◆ TASK DETAILS:
Scan the records and identify every line in which the string "blockResult" occurs, then return those lines.

[Items listed in a dataset]
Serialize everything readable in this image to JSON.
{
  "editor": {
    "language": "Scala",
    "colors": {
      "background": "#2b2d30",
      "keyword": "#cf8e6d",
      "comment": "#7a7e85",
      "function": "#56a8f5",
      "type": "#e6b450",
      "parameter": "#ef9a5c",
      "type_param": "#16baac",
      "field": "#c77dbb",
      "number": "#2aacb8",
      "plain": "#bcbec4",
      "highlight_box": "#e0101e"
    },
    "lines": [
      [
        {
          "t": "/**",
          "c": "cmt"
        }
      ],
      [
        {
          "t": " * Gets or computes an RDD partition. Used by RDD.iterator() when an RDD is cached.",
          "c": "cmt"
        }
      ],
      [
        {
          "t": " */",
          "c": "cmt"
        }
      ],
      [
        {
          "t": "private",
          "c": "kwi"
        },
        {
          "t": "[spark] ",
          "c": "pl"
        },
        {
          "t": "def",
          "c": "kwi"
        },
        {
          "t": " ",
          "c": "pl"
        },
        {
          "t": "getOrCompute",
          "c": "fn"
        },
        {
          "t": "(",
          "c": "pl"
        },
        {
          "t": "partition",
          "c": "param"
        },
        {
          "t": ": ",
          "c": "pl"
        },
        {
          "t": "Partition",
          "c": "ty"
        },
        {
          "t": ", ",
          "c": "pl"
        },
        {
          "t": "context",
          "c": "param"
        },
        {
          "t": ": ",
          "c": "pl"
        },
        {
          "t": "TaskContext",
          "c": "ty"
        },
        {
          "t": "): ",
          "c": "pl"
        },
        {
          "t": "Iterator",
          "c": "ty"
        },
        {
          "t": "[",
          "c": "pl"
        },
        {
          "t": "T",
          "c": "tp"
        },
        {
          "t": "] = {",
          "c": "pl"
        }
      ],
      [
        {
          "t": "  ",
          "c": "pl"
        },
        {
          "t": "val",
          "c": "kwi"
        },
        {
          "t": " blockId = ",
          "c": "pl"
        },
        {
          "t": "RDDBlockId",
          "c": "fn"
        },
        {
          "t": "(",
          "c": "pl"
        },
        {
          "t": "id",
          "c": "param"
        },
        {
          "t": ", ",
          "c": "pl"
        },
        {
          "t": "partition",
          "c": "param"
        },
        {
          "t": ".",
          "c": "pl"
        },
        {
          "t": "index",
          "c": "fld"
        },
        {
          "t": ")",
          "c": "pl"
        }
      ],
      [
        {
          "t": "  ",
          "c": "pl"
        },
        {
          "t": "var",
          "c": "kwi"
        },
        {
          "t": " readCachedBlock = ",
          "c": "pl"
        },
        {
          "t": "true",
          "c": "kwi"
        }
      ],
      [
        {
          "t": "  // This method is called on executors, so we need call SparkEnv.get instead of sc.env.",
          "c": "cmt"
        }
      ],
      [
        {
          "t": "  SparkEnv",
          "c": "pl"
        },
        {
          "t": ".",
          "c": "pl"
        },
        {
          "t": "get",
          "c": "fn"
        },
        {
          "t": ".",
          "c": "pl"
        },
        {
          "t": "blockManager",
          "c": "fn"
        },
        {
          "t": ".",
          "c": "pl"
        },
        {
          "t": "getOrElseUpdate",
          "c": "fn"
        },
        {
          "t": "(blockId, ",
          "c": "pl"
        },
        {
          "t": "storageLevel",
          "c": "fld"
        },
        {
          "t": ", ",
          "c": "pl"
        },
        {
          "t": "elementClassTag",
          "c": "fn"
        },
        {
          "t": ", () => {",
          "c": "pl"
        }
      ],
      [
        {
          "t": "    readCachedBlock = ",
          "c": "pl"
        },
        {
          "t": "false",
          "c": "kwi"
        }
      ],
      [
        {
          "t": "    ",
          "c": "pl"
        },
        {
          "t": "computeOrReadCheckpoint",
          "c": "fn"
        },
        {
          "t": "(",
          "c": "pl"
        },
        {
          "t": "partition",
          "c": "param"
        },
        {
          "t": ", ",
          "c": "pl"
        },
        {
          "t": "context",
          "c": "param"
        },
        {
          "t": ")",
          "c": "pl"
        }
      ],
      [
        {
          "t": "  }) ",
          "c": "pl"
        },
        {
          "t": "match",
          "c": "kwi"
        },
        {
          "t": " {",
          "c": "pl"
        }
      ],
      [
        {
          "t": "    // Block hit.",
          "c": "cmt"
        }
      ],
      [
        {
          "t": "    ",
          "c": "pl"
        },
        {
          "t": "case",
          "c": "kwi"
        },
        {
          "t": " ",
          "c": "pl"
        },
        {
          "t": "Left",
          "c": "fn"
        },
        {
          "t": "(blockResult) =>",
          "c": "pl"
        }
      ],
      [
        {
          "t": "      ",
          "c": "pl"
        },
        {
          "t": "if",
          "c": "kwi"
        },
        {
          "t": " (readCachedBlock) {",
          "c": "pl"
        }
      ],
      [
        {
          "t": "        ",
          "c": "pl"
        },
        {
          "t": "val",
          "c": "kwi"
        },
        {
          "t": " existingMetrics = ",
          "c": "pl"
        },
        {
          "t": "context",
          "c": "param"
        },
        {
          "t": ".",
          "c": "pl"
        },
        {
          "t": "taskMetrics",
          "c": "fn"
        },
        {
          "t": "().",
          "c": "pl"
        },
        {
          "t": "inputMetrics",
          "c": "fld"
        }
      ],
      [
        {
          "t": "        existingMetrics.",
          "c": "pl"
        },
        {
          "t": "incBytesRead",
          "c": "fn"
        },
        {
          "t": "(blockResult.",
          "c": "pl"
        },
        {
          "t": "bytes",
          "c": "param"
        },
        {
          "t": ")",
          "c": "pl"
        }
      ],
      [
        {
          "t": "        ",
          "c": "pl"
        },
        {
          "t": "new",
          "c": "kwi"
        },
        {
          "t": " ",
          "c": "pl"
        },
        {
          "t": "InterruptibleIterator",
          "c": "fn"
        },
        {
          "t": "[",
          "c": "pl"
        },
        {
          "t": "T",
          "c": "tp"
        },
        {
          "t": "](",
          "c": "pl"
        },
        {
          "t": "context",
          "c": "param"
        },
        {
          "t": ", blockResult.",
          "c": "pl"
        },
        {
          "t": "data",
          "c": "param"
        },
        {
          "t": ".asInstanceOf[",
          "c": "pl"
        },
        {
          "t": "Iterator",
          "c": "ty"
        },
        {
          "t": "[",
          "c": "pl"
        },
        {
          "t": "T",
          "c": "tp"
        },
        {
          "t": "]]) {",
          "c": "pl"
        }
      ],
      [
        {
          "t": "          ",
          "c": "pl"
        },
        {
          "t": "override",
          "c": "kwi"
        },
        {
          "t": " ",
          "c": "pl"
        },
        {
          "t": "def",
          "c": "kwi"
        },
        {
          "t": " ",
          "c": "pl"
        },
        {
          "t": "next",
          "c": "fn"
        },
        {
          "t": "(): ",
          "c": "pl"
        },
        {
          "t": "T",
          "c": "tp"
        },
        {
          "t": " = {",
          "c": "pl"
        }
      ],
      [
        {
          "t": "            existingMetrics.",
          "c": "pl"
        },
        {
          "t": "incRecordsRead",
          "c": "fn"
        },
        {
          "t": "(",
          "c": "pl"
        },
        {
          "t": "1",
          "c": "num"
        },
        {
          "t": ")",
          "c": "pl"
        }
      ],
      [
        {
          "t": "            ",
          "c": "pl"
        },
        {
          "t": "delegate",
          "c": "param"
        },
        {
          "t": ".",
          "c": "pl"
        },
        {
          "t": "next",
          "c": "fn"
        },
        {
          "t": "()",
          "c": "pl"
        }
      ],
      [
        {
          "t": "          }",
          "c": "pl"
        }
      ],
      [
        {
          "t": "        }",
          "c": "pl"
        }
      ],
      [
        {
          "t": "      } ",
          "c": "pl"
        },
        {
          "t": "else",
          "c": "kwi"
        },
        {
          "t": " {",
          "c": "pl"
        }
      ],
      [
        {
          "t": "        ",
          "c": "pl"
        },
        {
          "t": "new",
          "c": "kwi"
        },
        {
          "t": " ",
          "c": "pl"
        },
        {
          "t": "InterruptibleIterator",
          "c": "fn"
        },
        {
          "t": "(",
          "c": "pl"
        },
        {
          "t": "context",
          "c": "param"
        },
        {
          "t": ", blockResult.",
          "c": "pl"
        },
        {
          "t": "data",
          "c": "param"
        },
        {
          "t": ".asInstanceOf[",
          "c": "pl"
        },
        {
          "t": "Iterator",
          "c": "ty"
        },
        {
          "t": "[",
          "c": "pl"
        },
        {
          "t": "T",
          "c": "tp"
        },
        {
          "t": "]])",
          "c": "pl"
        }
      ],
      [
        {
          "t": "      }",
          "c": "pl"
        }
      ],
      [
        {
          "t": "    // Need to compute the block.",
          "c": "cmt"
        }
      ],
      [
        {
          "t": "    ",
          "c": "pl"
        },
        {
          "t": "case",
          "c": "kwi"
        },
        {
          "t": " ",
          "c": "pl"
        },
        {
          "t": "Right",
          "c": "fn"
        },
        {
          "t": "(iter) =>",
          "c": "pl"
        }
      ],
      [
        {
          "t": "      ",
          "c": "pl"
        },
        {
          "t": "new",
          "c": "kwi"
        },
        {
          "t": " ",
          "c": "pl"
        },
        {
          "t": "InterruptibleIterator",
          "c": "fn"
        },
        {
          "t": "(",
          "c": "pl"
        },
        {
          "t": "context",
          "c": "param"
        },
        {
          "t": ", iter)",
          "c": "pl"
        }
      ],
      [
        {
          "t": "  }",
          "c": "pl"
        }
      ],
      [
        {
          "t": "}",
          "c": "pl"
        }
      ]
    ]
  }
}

◆ THE ANSWER:
          "t": "(blockResult) =>",
          "t": "(blockResult.",
          "t": ", blockResult.",
          "t": ", blockResult.",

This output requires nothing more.